DATASET EXCERPTS:
────────────────────
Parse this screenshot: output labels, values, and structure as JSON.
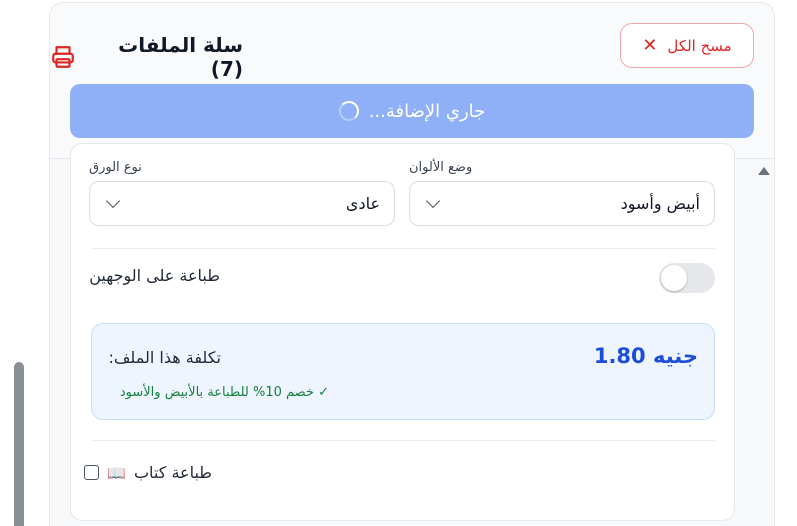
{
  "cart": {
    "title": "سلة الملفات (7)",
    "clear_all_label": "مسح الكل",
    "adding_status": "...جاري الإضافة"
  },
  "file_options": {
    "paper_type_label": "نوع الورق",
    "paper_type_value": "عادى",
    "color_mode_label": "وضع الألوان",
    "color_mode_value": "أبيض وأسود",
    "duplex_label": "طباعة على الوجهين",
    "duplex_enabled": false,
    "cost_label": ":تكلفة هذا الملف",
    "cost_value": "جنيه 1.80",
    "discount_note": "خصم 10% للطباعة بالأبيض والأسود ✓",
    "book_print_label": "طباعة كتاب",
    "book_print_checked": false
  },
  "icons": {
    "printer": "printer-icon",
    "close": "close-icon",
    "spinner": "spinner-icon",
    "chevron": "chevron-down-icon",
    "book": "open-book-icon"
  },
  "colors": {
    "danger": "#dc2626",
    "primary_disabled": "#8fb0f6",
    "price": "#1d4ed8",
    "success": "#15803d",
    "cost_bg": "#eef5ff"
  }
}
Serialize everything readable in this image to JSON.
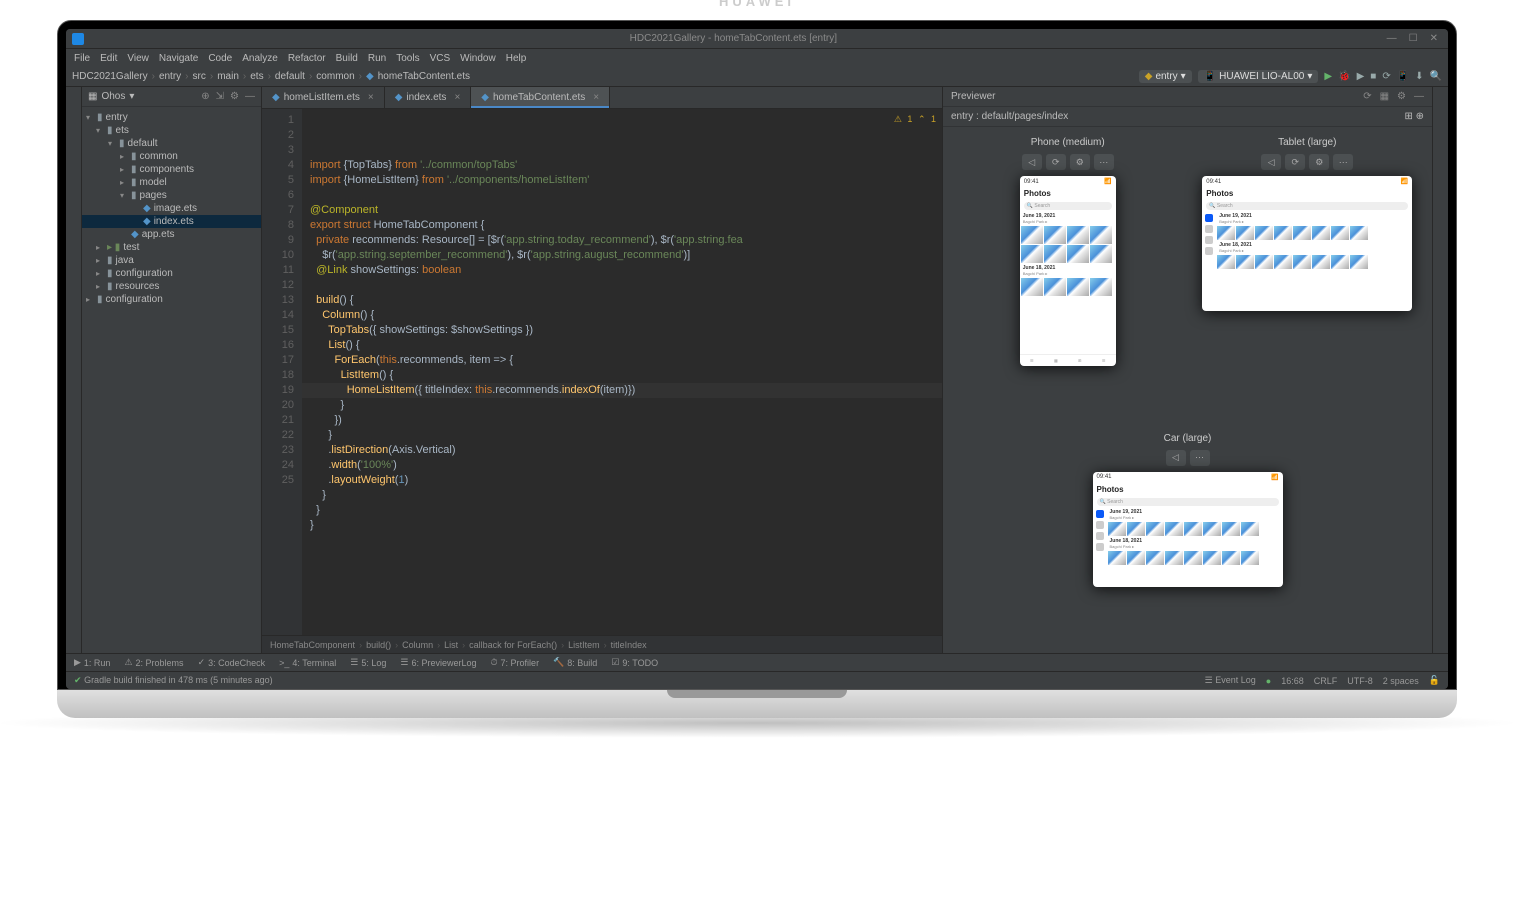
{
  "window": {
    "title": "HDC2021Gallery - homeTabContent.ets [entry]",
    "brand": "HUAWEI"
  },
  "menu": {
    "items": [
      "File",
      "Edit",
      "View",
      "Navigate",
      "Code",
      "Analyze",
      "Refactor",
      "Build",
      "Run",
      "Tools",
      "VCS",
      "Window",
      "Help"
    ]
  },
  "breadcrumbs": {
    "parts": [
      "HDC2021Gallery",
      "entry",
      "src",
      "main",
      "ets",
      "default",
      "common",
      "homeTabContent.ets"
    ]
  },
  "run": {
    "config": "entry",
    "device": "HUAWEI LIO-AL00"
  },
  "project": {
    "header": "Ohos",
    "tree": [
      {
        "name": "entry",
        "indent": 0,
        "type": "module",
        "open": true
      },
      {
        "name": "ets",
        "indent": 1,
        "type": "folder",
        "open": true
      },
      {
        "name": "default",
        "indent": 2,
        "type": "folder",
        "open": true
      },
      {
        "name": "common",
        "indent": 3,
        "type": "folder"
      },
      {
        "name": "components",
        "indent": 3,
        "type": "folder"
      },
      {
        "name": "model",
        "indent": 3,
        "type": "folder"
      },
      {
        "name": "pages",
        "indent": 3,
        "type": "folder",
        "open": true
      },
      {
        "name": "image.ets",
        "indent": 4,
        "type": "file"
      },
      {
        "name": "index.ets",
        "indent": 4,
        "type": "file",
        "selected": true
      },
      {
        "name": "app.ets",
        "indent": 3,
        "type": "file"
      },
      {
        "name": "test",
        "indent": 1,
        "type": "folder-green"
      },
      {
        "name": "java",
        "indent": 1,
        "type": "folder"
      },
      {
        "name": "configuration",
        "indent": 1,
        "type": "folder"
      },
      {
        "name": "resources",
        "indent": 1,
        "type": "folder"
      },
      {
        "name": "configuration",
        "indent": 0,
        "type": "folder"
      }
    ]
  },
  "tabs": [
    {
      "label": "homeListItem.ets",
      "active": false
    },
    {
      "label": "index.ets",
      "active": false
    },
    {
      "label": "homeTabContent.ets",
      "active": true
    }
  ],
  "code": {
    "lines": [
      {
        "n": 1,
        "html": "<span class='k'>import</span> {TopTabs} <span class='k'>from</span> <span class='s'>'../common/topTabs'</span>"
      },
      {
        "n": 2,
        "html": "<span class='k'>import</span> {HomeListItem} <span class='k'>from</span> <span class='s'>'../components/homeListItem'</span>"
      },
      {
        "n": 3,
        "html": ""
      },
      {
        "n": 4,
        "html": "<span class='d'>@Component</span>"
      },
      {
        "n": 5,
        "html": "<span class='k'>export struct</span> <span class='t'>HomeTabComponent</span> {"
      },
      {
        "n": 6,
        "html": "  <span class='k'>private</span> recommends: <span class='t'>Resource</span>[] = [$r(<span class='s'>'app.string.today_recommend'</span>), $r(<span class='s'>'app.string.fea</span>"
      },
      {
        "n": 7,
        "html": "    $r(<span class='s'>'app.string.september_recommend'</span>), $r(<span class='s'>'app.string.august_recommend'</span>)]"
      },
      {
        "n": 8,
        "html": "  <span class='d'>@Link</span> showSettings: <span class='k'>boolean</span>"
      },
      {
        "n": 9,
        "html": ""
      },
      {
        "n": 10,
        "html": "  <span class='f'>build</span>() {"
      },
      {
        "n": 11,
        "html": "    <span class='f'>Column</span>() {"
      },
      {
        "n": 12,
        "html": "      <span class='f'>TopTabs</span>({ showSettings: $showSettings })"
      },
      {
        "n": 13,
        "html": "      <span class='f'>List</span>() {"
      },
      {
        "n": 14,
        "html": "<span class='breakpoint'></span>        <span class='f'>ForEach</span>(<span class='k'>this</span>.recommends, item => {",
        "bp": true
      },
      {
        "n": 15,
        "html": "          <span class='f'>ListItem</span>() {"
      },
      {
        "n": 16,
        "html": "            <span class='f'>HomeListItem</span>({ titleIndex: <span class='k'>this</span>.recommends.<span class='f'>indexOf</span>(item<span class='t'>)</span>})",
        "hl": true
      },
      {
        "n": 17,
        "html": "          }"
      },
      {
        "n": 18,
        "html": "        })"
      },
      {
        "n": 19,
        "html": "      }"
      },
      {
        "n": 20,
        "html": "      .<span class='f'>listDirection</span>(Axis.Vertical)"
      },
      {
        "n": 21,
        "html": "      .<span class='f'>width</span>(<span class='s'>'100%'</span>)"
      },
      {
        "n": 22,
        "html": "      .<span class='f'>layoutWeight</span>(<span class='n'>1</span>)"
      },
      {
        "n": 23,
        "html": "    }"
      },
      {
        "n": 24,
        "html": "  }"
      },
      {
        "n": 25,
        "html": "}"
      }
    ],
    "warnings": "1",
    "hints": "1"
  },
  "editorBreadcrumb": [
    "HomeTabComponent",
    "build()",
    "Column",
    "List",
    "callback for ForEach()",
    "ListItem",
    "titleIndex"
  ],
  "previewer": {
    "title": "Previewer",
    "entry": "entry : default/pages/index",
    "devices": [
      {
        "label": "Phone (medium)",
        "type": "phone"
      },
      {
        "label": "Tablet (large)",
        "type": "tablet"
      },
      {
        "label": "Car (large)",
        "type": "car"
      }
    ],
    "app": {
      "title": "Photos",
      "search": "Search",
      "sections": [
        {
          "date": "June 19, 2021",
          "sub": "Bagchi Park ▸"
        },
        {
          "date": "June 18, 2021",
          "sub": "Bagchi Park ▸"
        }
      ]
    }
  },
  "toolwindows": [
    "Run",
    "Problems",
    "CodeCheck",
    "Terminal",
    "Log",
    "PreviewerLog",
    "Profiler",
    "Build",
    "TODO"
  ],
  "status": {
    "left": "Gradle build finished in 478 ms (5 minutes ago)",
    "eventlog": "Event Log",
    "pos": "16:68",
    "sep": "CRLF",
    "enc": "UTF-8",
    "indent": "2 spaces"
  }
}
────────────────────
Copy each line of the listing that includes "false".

EXERCISE SOLUTION:
    "duplex_enabled": false,
    "book_print_checked": false
      "active": false
      "active": false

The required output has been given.